According to data from the United Nations Framework Convention on Climate Change, Africa only accounts for 2 to 3 percent global greenhouse gases (GHGs). This number is set to rise quickly due to the growing interest in Bitcoin, a decentralized digital currency, in Africa and particularly Nigeria.

Data from CoinDance, an online platform that provides Bitcoin statistics, shows that Nigeria traded 60,215 Bitcoins, worth more than $566million, between 2015 and 2020 on Paxful, a leading peer to peer Bitcoin platform. This made Nigeria the second largest trader on Paxful, after the US. Usefultulips, an analytics firm, revealed that Nigeria had recorded $25.8 million in Bitcoin peer-to-peer volumes monthly in 2020. This is the highest figure in Africa.

There are many factors that influence the love for Bitcoin in Nigeria. The factors that influence Nigeria’s love for Bitcoin include the large number of unemployed people and high youth population, incessant currency devaluation and poor monetary policies, difficulties in cross-border transfers of funds, unbridled inflation, unstable exchange rate, and various bans on traditional trading platforms. One example is the way the government closed down traditional financing platforms during #EndSARS protests last October, which led to Bitcoin accounting for at least 40% of protest funds.

From an institutional standpoint, the country is involved in many business transactions with China. China is the largest hub for Bitcoin mining. China was responsible for 22% of Nigeria’s imports in 2017. This is because trading in Bitcoin is cheaper than transacting with the Bitcoin mining nation. The coin saw a three-year high due to the pandemic. This led to a more than 100 percent increase in Bitcoin transactions from Nigeria.

It is clear that Bitcoin (and all cryptocurrency) mining is an energy-intensive process. This means that it utilises fossil fuels, which can be expensive and sometimes the dirtiest to make economies of scale. China accounts for 65 percent of Bitcoin mining. Because most of China’s energy comes from coal, mining can result in high levels of GHG emissions.

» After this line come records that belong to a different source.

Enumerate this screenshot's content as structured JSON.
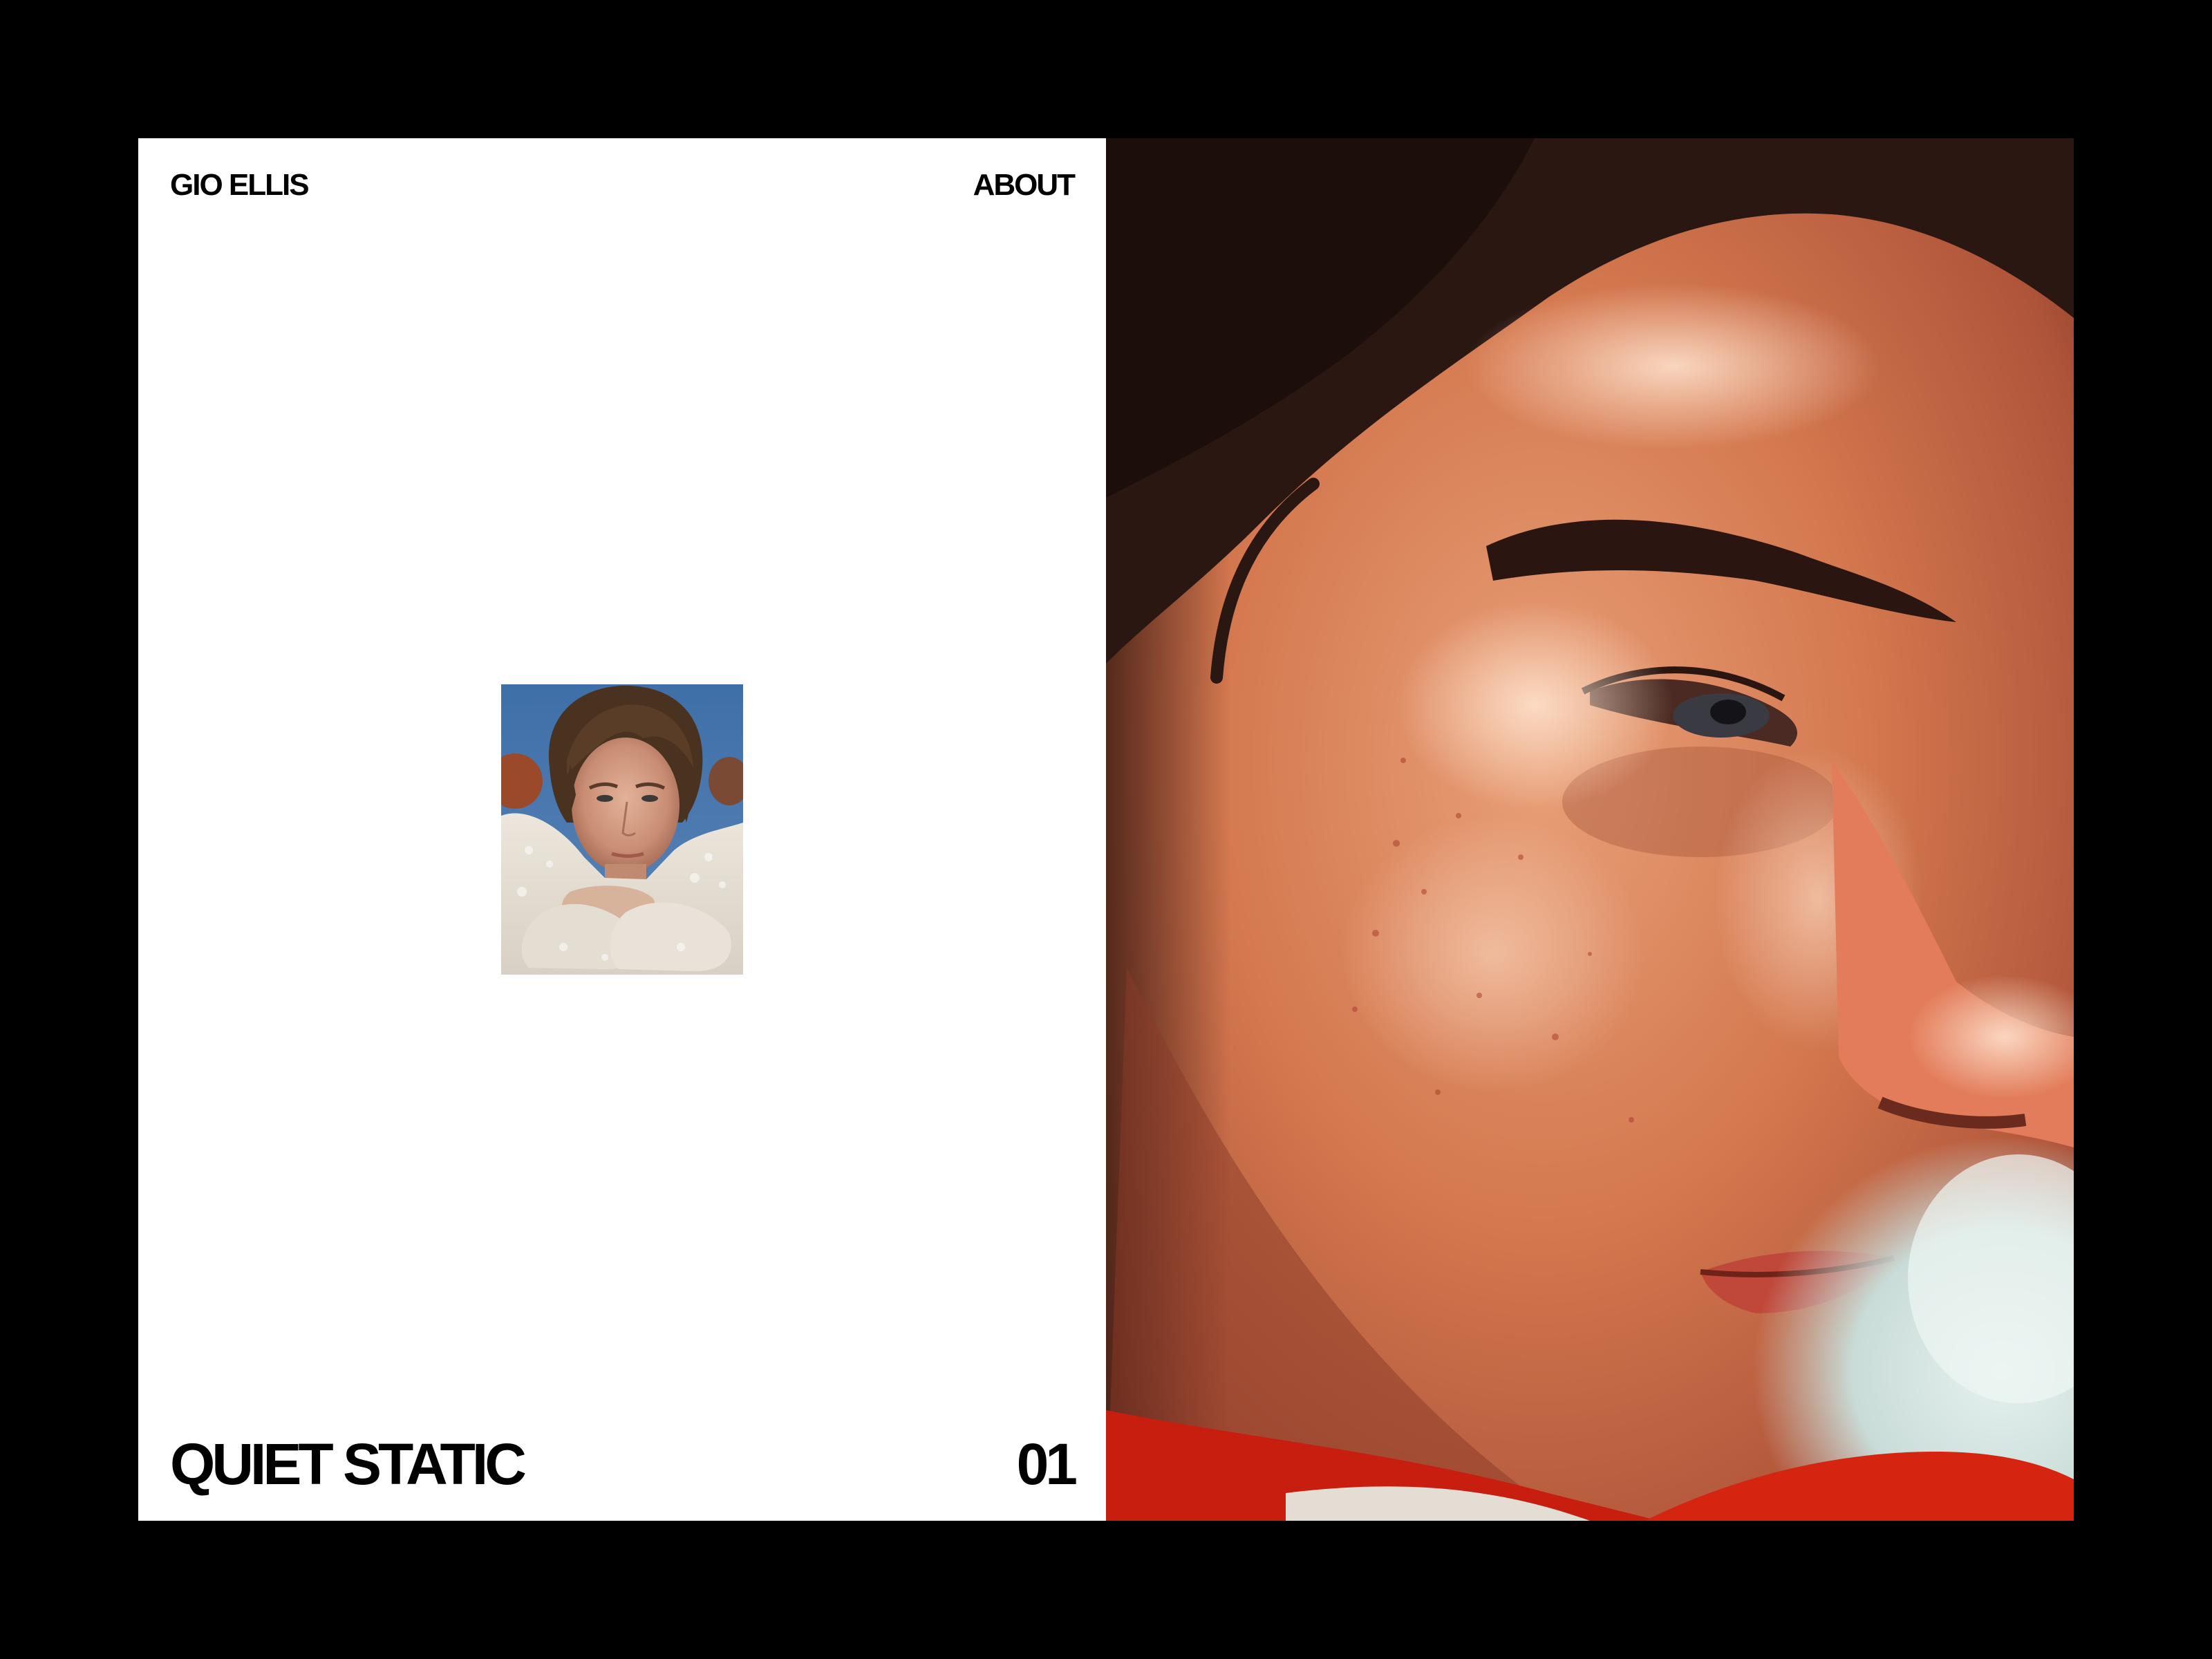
{
  "header": {
    "brand": "GIO ELLIS",
    "about_label": "ABOUT"
  },
  "project": {
    "title": "QUIET STATIC",
    "index": "01"
  },
  "colors": {
    "page_background": "#000000",
    "panel_background": "#ffffff",
    "text": "#000000"
  }
}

The Cambridge Bitcoin Electricity Consumption Index shows that Bitcoin uses nearly as much electricity in a year as all of Argentina, up to 121 Terawatt-hours. CNBC reports that Bitcoin mining contributes to about 35.95 million tonnes of carbon dioxide annually. This could surpass the emissions of Qatar and the Czech Republic at the current energy consumption levels.

A single Bitcoin transaction is said to have the same carbon footprint than 680,000 Visa transactions, or 51,210 hours spent watching YouTube. Oak Ridge Institute in Ohio discovered that one dollar of Bitcoin mining requires more energy than it takes to mine copper, gold, and platinum.

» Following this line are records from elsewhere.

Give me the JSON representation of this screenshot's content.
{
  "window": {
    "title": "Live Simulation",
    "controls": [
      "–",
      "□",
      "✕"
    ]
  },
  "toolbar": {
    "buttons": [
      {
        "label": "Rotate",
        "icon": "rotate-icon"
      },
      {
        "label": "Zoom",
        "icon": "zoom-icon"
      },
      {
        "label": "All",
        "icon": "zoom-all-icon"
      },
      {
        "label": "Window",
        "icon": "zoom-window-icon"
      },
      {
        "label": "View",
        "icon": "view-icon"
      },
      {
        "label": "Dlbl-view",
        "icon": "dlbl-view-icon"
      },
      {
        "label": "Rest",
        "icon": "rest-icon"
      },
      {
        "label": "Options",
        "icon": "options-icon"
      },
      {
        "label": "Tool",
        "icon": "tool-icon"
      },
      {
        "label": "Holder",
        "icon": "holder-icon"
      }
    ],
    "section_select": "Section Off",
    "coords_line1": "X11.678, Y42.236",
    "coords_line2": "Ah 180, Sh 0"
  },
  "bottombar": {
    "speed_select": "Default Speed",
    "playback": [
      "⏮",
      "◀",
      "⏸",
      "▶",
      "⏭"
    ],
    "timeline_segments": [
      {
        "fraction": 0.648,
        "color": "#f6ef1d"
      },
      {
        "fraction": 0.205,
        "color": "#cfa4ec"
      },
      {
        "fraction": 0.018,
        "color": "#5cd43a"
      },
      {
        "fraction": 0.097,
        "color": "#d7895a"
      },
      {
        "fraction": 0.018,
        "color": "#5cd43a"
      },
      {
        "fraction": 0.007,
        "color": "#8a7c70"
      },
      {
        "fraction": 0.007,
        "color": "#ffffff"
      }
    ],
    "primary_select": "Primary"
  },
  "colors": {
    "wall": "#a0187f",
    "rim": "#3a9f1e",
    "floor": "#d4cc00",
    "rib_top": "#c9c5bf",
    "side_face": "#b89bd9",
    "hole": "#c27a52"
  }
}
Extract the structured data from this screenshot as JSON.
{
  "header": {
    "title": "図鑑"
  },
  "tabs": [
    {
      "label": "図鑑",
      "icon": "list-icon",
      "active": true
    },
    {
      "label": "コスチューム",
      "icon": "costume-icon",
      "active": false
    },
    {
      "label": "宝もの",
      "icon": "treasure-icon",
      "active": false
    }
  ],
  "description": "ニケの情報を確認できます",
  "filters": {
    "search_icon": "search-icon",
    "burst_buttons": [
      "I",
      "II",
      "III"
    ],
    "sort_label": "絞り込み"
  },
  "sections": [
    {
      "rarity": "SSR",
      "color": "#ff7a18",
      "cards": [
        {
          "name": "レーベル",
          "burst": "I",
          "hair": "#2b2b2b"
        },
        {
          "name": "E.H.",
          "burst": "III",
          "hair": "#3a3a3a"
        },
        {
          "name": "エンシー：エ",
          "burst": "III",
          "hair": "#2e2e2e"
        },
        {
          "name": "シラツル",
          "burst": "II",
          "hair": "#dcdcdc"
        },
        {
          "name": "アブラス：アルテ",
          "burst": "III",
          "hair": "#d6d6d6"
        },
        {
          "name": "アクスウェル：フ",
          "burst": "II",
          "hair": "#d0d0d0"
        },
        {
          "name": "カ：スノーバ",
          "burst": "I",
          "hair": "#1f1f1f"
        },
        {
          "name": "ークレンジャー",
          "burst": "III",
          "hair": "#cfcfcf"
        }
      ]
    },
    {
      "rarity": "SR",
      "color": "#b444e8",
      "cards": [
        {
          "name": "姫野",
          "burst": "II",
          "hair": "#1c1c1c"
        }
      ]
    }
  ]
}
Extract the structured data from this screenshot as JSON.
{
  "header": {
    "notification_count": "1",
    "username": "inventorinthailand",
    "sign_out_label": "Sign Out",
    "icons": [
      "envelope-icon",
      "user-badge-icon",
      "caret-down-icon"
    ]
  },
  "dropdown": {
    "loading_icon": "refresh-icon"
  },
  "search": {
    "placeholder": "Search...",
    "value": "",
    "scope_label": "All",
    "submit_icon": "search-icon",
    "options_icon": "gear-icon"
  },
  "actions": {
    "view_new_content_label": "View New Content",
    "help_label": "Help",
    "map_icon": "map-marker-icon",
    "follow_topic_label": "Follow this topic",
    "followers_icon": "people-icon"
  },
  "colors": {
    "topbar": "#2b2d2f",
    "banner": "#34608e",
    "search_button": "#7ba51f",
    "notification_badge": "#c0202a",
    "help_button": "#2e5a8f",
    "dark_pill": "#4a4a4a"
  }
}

Worse, Bitcoin’s price rises means that the mathematical problems required to mine it become more complex. The computers also require more power to process transactions. The Chinese Academy of Researchers found that Bitcoin mining could soon consume more energy than Saudi Arabia and Italy if they are not controlled. 

Larisa Yarovaya is a Southampton Business School lecturer and researcher in International Finance and Fintech. She spoke to the Financial Times and said that cryptocurrency users should take responsibility for their carbon emissions. If this responsibility is to exist, Nigeria will have an astonishingly greater responsibility for GHG emissions than previously thought. A report by Sierra Club highlighted that Bitcoin alone could increase global warming beyond 2 degrees Celsius in just three decades.

Nigeria’s continued support of Bitcoin mining is contributing to GHG emissions. Without a growing market, there can never be sales or mining. The country is now unable to claim a’minimal contribution’ to global GHG emissions as the Nigerian government claims.

There are efforts to shift Bitcoin mining energy to renewable sources. This is evident with Elon Musk’s recent call for the coin. However, it seems that the international community has yet to fully appreciate the contribution the coin makes to carbon-backing economies in developing countries such as Nigeria.